A generous patio for dining connects to new paving by the house where the morning sun can be enjoyed. Planting surrounds the seating area making the garden feel more inviting and a variety of wall shrubs and climbers add interest and will eventually help the garden appear bigger.

Contemporary bollards illuminate the path and can be switched independently from the spike spot lights in the plant borders.

The new patio ends with a more pronounced step up with the porcelain planks being used to clad the block retaining wall which extends into the plant borders either side.

The grass was struggling to grow near the yew tree and the garden was in need of a more defined structure and winter interest.

The self-binding gravel path provides a more interesting route from the house to the studio.  The generous borders are filled with shade tolerant plants.  Four Taxus baccata Litfass will provide very compact evergreen height in time and an Acer palmatum Bloodgood an attractive focal point. The large Christmas box on the right was relocated from by the house where it had outgrown its space but here it provides a valuable end point. The photo demonstrates the contrasting light experienced in the garden. The small area of grass is edged with porcelain planks also used for the access points to the main dining patio. 

Planting includes foxgloves, Japanese grasses, cranesbills, ferns and shade tolerant ground cover such as epimediums and pachysandra. Climbing hydrangeas are included on the walls for their reliable, low maintenance habit. For the sunnier area near the house lavender, potentilla, heucheras, herbs and roses feature along with a deciduous jasmine for the wall.

The traditional paving was quite damaged and there was a problem with water pooling outside the back door.

The porcelain paving creates a bright, welcoming entrance with the manhole cover now more presentable. Cross lighters provide practical yet stylish visibility at night. The path was given the correct falls to carry rainwater away assisted by the gravel trenches.

The old side gate was replaced with a substantial iroko one.

The garden plan

An alternative design

Erika was a pleasure to work with from start to finish. We’d been meaning to re-do the paving in our garden for years, but had never got further than contacting a landscaping company.

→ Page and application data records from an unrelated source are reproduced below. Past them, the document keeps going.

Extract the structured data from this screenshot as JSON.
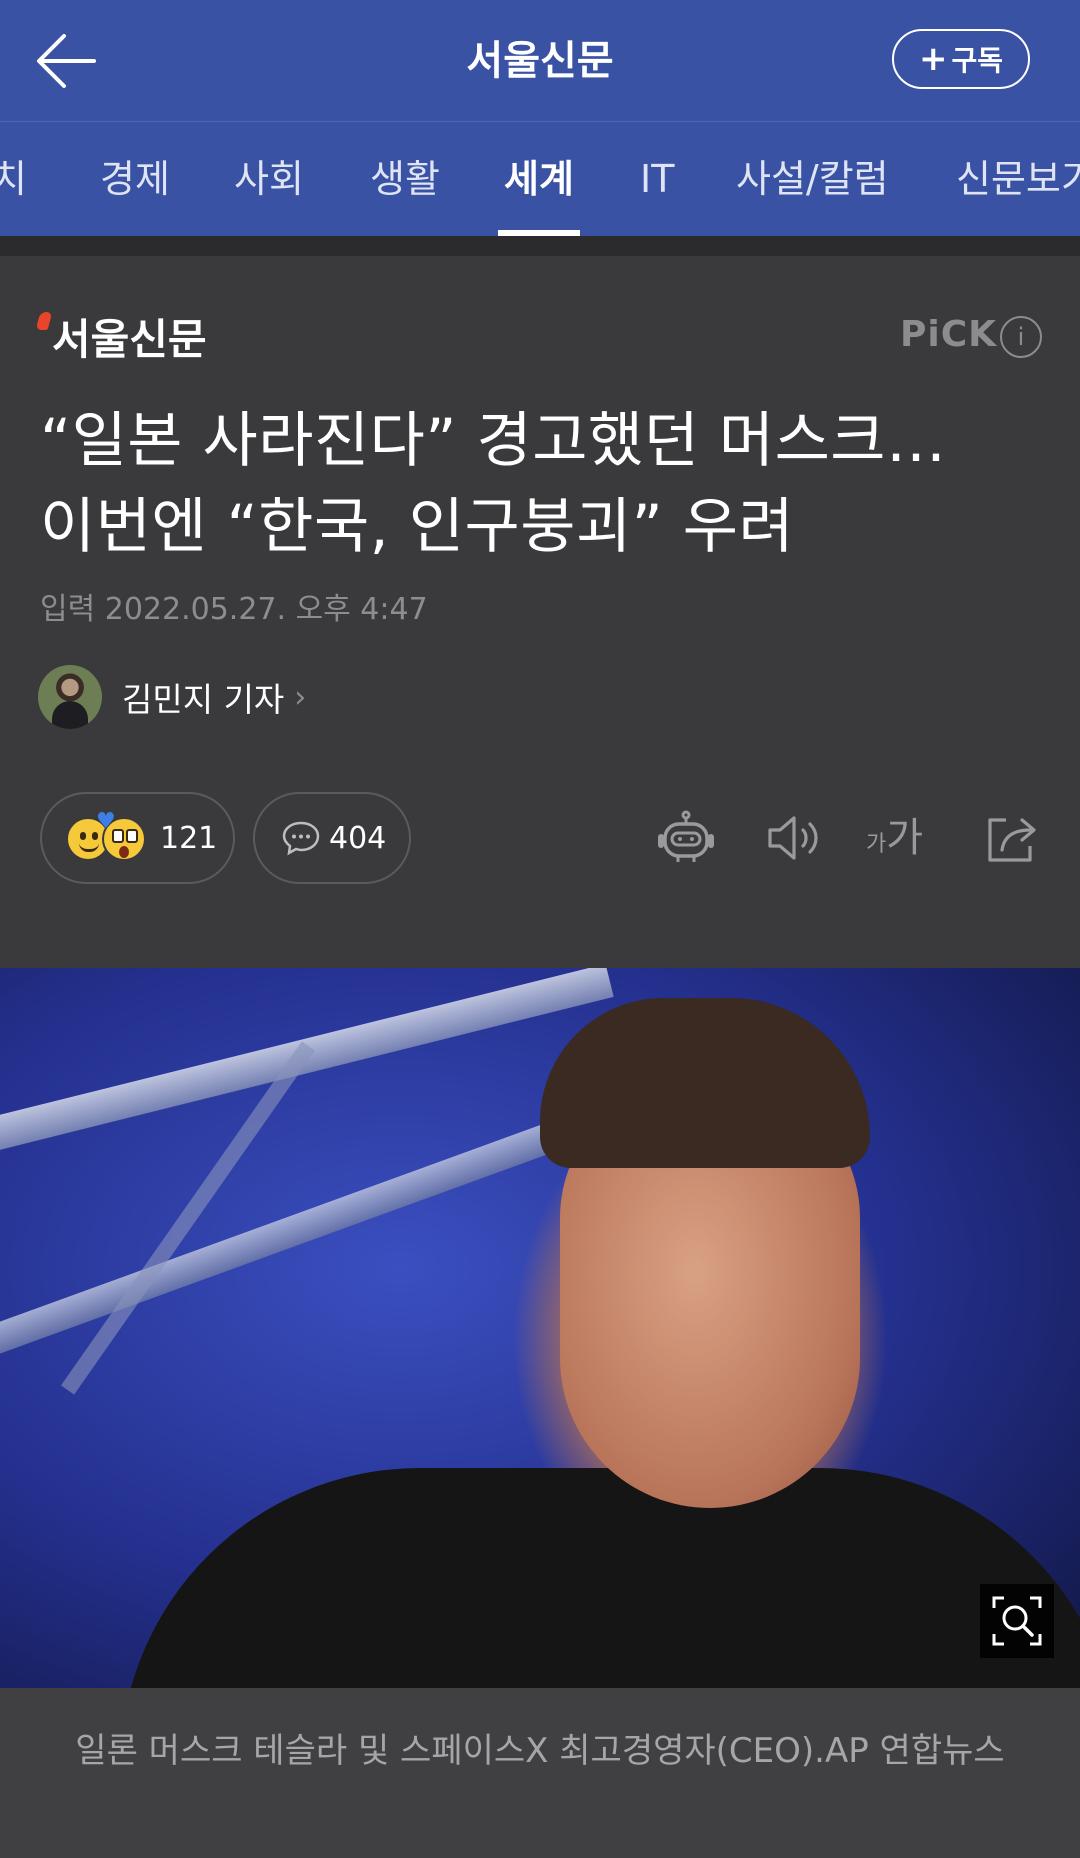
{
  "header": {
    "title": "서울신문",
    "subscribe_label": "구독",
    "subscribe_plus": "+"
  },
  "tabs": [
    {
      "label": "치",
      "active": false
    },
    {
      "label": "경제",
      "active": false
    },
    {
      "label": "사회",
      "active": false
    },
    {
      "label": "생활",
      "active": false
    },
    {
      "label": "세계",
      "active": true
    },
    {
      "label": "IT",
      "active": false
    },
    {
      "label": "사설/칼럼",
      "active": false
    },
    {
      "label": "신문보기",
      "active": false
    }
  ],
  "article": {
    "press_name": "서울신문",
    "pick_label": "PiCK",
    "pick_info": "i",
    "headline_line1": "“일본 사라진다” 경고했던 머스크…",
    "headline_line2": "이번엔 “한국, 인구붕괴” 우려",
    "dateline": "입력 2022.05.27. 오후 4:47",
    "author": "김민지 기자",
    "author_chevron": "›"
  },
  "actions": {
    "reaction_count": "121",
    "comment_count": "404",
    "font_small": "가",
    "font_large": "가"
  },
  "photo": {
    "caption": "일론 머스크 테슬라 및 스페이스X 최고경영자(CEO).AP 연합뉴스"
  },
  "colors": {
    "header_bg": "#3a52a3",
    "page_bg": "#3a3a3c",
    "logo_mark": "#e8452c"
  },
  "icons": [
    "back-arrow-icon",
    "robot-icon",
    "speaker-icon",
    "font-size-icon",
    "share-icon",
    "comment-bubble-icon",
    "zoom-icon"
  ]
}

Erika came up with several great designs and was very flexible about incorporating the elements we liked best into the final design. She provided us with paving samples and guided us through all of the design decisions. She liaised with the landscapers and electricians and followed up with every query and issue that we had. She was always prompt and responsive. We’re so pleased with our new garden. It never would have happened without Erika.

Rob and Katriona